ETF Trends
ETF Trends

Low gasoline prices put more money back into U.S. consumers’ wallets. However, the added boost to income has not translated to outsized performance in discretionary stocks and related exchange traded funds as skeptical consumers hold back.

Year-to-date, the Consumer Staples Select Sector SPDR (NYSEArca: XLP) dipped 1.0%, whereas the Consumer Discretionary Select Sector SPDR (NYSEArca: XLY) fell 3.0%. [Listen to What Staples ETFs Have to Say]

Some Americans are splurging with the windfall generated from low gas prices, taking trips and buying something nice, but others may be stowing the cash away in anticipation of higher gasoline prices ahead. [Leisure, Entertainment ETFs: Consumers Spending on ‘Experiences’]

Specifically, according to the monthly University of Michigan survey, consumers expect gasoline prices to rise 20 cents in 2015 and by $1 over the next five years, the largest anticipated rise since January 2009, reports Nina Glinski for Bloomberg. In contrast, gas prices dipped $1.08 over 2014.

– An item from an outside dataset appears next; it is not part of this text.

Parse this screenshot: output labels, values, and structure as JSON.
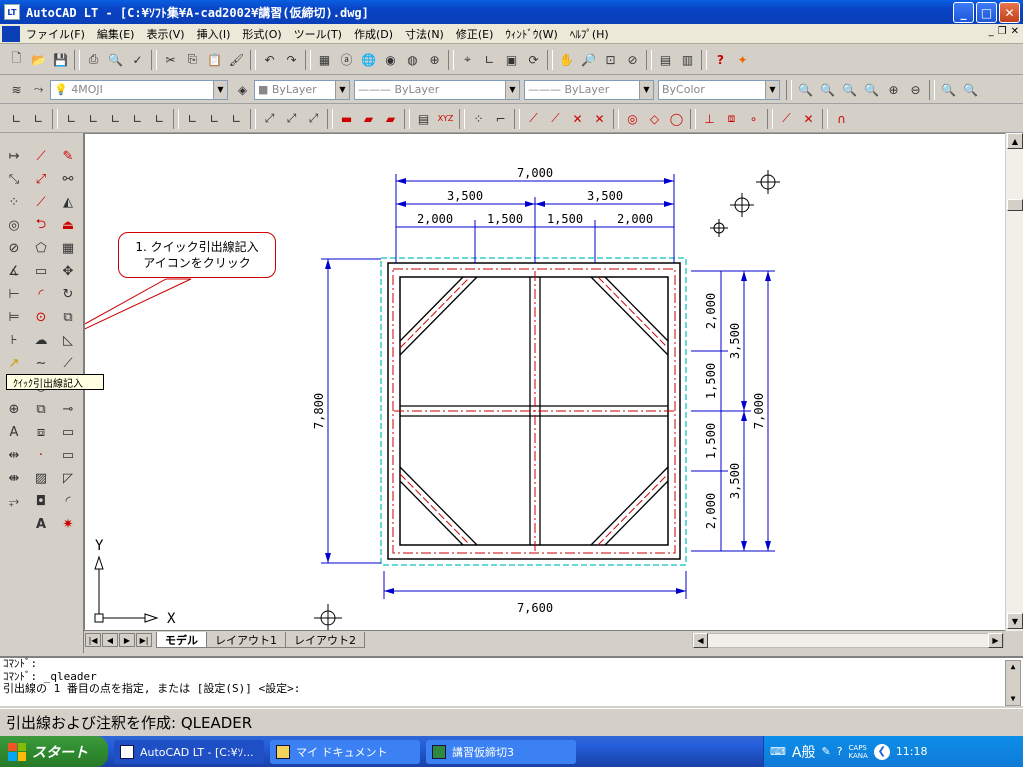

“I’m afraid it’s gonna go back up soon,” Evan Lee, a 42-year-old lab manager from Queens, New York, said in a separate Bloomberg article. “This is too good to be true, right?”

The future expectations for gas prices could have also contributed to the restrained spending in December. For instance, household purchases dipped 0.3% in December – the largest drop in five years, durable goods spending declined 0.7% and non-durable goods purchases was down 0.1%.

“Looks like they spent all their gasoline price savings in November, and saved the rest of the gas price tax cut in December,” Chris Rupkey, chief financial economist at Bank of Tokyo-Mitsubishi UFJ, said.

While consumers may be saving more, consumer spending should still slowly rise over 2015 as the U.S. economy improves. According to Goldman Sachs, it takes 12 months for shoppers to start spending their gas savings at stores, which means that retailers could see a boost in July.

“Consumers appear to be saving most of their recent windfall from lower gasoline prices,” Gus Faucher, a senior economist at PNC Financial Services Group, said in a note. “However, consumer spending growth will be solid in 2015 thanks to more jobs, higher wages and lower energy costs. Households will be able to both spend more and save more this year.”

Consumer Discretionary Select Sector SPDR

For more information on consumer spending, visit our consumer discretionary category.

Max Chen contributed to this article.

The opinions and forecasts expressed herein are solely those of Tom Lydon, and may not actually come to pass. Information on this site should not be used or construed as an offer to sell, a solicitation of an offer to buy, or a recommendation for any product.